Successful weight loss is commonly considered to be the net sum of calorie intake versus calorie expenditure. Although a seemingly simple notion, the prevalence of obesity in Australia continues to rise and is fast becoming our greatest health concern. A billion-dollar “dieting” industry exists, offering quick fixes, fads and big promises, however rarely delivers long-term, meaningful results. Numerous pills, products and celebrity-endorsed fad diets are focused on creating an energy deficit in order to achieve weight loss.
In theory, if weight loss were that simple, every person who had tried these products would have achieved some sort of meaningful weight loss; and each of these purveyors of weight loss products would slowly put themselves out of business. Even those who implement lifestyle changes under the guidance of appropriate experts find it difficult to maintain significant weight loss long-term. So why is this not working?
The concept of a body fat percentage ‘set-point’ is now better understood and provides an explanation as to why weight regain is so common and why sustained weight loss is so difficult. This theory is of particular importance for people who have serious weight issues (BMI above 35). Body fat percentage is tightly regulated to ensure we have adequate energy stores to survive in times of increased stress, such as illness. The human body does not like change, and prefers to maintain a state of homeostasis (stable balance). It is for this reason that multiple physiological mechanisms override our effort to lose weight, and ensure our weight is maintained.1 This weight is known as our ‘set-point’ and is different for everyone.1 Patients with obesity have an elevated set point, which can be attributed to many factors.1 Genetics, environmental factors and lifestyle habits all have a role in causing an abnormally elevated set point1. Furthermore, once elevated various physiological factors fight to keep it there.1
Neural and hormonal factors are responsible for sustaining an elevated set point. The hypothalamus is an area of the brain responsible for appetite control and regulation of metabolic rate.
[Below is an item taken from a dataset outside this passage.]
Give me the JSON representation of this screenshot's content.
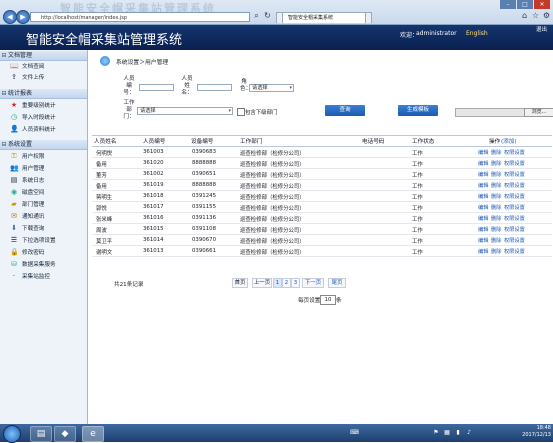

In response to diet-induced weight loss the hypothalamus signals to increase appetite and decrease metabolism, in order to prevent further weight loss.1 In addition to this neural action, hormonal regulation also acts to inhibit weight loss. Studies have shown that even one year after initial weight loss, circulating levels of appetite regulators that promote weight gain, such as the hormone ghrelin for example, are higher compared to baseline measures before weight loss.2
For long-term weight loss, it is clear that interventions must not only create an energy deficit but also act to modify the body fat percentage set point. Modern bariatric surgery is an effective treatment in which many patients are able to do just this and is therefore increasingly associated with successful outcomes.
It is a common misconception that bariatric surgery works only by ensuring an energy deficit, through both restrictive and malabsorptive means. It is now understood that bariatric surgery also influences the set point through hormonal changes post-surgery.3 For example, studies have shown that following a meal, post-surgery patients have increased levels of peptides that promote satiety.3,4 The gastric bypass procedure in particular has been associated with improved blood sugar control through heightened insulin response.4 This is certainly an exciting area of research, and more investigations are needed to better understand these pathways. To achieve the best outcomes for patients a multidisciplinary approach is critical. Surgery is effective in addressing the physiological mediators of obesity, however it does not address the social aspects of eating, or a strong dieting mentality that may have developed over many years of weight loss attempts. Regular follow-up with a dietitian and psychologist aids in supporting patients along their weight loss journey. The causes of obesity are multifactorial and complex. With a holistic health care team approach, bariatric surgery is a successful and sustainable weight loss option for many patients.
- Kaplan L, Seeley R, Harris J. Myths associated with obesity and bariatric surgery: Myth 1: Weight can be reliably controlled by voluntarily adjusting energy balance through diet and exercise. Bariatric Times. 2012;9(5):12-13.
- Sumithran P, Prendergast L, Delbridge E, Purcell K, Shulkes A et al. Long-term persistence of hormonal adaptations to weight loss. N Engl J Med. 2011;365(17): 1597-1604.
- Kaplan L, Seeley R, Harris J. Myths associated with obesity and bariatric surgery: Myth 2: Bariatric surgery induces weight loss primarily by mechanical restriction and nutrient malabsorption. Bariatric Times. 2012;9(5): 12-13.
- Le Roux C, Aylwin S, Batterham R, Borg C, Coyle F et al. Gut hormone profiles following bariatric surgery favor an anorectic state, facilitate weight loss, and improve metabolic parameters. Annals of Surgery. 2006;243(1): 108-114.